The second half of the book offers strategies to overcome these biases, but this area needs more work. The authors present a framework for a behavioral risk audit and describe preparedness plans that take our natural biases into account. I wish they had more examples of successful preparation to share. If planners read this book, maybe those will come.
1) Myopia: A tendency to focus on overly short future time horizons when appraising immediate costs and the potential benefits of protective investments--especially the hyperbolic discounting of upfront costs now vs harms years in the future.
2) Amnesia: a tendency to forget too quickly the lessons of past disasters.
3) Optimism: a tendency to underestimate the likelihood that losses will occur from future hazards.
4) Inertia: a tendency to maintain the status quo or adopt a default option when there is uncertainty about the benefits of investing in alternative protective measures.
5) Simplification: a tendency to selective attend to only a subset of relevant factors when making choices involving risk.
6) Herding: a tendency to base choices on the observed actions of others.

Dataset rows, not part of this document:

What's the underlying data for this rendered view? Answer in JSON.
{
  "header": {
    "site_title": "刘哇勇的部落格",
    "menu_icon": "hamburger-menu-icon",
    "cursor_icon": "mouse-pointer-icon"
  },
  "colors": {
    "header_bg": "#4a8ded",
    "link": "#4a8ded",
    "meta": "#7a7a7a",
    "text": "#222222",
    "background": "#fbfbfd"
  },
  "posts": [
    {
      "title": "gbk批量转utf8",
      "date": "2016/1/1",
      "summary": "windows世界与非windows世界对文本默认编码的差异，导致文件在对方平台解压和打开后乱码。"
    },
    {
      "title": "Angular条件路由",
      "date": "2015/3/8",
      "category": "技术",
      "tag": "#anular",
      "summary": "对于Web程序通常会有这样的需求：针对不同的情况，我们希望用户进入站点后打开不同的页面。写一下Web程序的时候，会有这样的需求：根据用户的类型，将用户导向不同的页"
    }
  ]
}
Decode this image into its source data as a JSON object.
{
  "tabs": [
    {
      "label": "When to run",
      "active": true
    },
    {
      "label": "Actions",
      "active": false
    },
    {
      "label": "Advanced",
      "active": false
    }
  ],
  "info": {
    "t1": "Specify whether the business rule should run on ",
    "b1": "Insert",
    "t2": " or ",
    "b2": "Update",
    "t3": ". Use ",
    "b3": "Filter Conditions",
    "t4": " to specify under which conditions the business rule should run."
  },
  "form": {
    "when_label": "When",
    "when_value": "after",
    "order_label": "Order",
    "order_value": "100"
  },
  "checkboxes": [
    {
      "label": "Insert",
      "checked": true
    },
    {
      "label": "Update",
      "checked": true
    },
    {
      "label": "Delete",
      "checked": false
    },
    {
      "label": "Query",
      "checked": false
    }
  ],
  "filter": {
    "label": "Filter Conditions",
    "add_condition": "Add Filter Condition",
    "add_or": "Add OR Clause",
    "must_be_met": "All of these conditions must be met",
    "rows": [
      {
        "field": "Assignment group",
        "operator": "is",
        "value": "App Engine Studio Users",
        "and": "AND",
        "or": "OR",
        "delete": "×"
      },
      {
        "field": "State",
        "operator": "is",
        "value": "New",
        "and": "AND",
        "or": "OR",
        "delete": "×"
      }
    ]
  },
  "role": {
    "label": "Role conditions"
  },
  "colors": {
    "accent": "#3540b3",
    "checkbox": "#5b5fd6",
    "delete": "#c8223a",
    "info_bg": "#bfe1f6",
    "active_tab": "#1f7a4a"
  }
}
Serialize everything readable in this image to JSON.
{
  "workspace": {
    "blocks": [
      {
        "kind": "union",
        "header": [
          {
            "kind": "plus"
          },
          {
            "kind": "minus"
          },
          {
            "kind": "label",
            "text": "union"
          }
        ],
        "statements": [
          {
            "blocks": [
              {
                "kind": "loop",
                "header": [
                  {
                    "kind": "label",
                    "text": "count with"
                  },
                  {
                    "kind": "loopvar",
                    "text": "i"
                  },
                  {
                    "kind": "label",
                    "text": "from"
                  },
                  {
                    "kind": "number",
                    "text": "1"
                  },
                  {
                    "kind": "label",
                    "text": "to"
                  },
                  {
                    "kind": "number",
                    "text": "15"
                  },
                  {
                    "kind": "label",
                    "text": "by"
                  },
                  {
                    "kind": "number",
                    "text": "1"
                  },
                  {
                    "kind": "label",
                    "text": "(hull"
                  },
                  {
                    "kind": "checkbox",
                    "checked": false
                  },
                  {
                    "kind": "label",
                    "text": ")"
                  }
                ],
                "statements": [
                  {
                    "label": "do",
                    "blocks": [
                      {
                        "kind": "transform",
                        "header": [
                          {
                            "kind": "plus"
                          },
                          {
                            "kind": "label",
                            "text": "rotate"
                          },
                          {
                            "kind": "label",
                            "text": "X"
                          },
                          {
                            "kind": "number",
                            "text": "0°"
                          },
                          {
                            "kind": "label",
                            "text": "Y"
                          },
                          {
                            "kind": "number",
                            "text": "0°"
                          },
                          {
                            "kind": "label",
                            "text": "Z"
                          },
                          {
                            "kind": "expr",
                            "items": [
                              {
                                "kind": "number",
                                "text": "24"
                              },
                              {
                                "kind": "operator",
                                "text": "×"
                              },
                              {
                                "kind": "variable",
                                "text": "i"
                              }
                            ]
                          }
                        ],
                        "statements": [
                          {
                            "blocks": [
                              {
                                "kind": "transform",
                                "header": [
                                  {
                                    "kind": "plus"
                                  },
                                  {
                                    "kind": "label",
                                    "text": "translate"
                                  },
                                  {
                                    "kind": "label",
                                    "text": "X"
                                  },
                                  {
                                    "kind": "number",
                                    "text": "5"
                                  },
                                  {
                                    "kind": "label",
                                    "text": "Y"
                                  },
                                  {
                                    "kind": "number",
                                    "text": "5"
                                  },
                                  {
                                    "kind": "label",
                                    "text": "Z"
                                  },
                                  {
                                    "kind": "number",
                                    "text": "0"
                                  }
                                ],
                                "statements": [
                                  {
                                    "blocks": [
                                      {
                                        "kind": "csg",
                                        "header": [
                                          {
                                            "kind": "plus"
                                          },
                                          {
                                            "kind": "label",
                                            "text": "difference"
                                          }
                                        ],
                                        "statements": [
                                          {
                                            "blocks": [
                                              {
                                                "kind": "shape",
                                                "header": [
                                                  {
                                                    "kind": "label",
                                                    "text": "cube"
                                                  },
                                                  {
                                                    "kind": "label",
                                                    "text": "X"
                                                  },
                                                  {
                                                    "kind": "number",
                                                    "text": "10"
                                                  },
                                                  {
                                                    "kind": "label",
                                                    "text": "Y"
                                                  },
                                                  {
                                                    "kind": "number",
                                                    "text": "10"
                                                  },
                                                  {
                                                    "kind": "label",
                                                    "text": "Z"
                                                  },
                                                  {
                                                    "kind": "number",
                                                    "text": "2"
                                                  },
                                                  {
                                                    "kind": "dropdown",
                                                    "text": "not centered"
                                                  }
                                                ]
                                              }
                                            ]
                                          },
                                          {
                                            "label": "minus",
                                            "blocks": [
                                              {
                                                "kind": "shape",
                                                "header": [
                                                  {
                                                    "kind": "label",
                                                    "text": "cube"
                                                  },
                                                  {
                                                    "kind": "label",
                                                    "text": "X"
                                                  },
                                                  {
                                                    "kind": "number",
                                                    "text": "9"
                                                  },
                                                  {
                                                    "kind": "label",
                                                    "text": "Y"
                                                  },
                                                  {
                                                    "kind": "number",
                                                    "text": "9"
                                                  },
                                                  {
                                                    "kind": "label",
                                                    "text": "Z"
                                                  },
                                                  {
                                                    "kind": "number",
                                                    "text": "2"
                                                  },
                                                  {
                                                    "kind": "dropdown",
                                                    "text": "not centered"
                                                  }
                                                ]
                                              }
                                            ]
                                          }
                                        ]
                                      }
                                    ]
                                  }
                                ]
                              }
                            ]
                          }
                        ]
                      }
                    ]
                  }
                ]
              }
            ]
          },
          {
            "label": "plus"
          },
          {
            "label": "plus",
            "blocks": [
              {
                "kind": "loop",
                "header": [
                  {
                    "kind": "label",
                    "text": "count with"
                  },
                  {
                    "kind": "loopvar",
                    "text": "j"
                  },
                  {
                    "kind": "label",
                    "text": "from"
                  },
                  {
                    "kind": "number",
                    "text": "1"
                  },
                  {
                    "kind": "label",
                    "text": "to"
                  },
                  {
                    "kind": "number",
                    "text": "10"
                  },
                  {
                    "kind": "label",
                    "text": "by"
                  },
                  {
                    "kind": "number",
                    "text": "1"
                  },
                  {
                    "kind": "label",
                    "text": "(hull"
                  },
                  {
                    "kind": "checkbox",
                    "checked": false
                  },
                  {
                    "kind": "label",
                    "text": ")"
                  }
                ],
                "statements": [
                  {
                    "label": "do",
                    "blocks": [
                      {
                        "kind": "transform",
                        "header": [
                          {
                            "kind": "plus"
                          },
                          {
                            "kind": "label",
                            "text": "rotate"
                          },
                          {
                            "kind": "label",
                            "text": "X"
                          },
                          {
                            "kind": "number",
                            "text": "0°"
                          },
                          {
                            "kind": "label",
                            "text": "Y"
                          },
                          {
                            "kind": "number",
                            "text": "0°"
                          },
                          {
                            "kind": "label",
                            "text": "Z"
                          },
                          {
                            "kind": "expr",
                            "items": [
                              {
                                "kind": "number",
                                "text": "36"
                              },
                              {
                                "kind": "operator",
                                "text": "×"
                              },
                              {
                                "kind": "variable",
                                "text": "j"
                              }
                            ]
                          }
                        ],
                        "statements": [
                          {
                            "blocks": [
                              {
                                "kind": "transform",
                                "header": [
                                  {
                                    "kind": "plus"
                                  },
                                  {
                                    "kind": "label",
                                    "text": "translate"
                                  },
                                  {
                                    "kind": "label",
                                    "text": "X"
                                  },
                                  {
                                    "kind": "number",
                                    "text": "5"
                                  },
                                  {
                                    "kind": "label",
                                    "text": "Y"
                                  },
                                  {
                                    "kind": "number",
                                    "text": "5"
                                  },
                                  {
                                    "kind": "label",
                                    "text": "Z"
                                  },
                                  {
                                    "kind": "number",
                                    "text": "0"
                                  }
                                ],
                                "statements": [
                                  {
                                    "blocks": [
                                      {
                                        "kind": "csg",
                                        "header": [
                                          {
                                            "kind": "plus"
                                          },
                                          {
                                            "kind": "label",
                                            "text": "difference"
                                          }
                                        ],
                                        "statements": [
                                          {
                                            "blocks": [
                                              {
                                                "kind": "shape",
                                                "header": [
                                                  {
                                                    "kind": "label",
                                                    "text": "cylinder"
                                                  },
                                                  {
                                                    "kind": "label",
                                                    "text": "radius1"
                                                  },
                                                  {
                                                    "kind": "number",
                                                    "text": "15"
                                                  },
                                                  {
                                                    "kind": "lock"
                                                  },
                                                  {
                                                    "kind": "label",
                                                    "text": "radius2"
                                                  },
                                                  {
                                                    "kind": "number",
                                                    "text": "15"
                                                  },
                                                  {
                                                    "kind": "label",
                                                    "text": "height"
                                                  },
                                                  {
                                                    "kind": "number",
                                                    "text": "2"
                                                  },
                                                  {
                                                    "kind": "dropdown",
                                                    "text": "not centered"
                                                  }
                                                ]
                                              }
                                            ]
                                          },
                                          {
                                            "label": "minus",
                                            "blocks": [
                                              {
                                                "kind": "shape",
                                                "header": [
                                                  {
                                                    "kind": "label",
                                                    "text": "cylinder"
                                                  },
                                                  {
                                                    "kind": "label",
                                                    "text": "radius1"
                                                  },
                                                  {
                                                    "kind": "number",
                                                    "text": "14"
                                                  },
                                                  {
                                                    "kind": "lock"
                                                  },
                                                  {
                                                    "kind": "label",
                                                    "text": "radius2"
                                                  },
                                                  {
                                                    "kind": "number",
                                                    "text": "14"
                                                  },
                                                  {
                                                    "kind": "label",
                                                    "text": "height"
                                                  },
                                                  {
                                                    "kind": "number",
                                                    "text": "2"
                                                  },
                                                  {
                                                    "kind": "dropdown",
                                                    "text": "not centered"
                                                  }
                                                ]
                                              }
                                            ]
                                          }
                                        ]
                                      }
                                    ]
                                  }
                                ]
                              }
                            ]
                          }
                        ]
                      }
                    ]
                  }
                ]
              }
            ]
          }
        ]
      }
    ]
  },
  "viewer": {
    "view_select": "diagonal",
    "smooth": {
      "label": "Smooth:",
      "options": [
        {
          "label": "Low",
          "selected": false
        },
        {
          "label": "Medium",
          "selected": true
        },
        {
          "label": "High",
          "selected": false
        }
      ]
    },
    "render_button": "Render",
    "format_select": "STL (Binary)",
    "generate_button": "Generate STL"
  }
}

In this short volume (125 pages, including notes), they run through the biases and case studies, with a light breezy tone reminiscent of top level journalism rather than the bludgeoning of an academic paper. They suggest a process they deem a Behavioral Risk Audit to meet each of the biases head on. For example, low probability risks can be compared to driving in sunny and snowy conditions, or risk of a disaster can be stated over 25 years rather than annual. The Ostrich Paradox is a little light, but a great introduction to a new angle on risk assessment and management.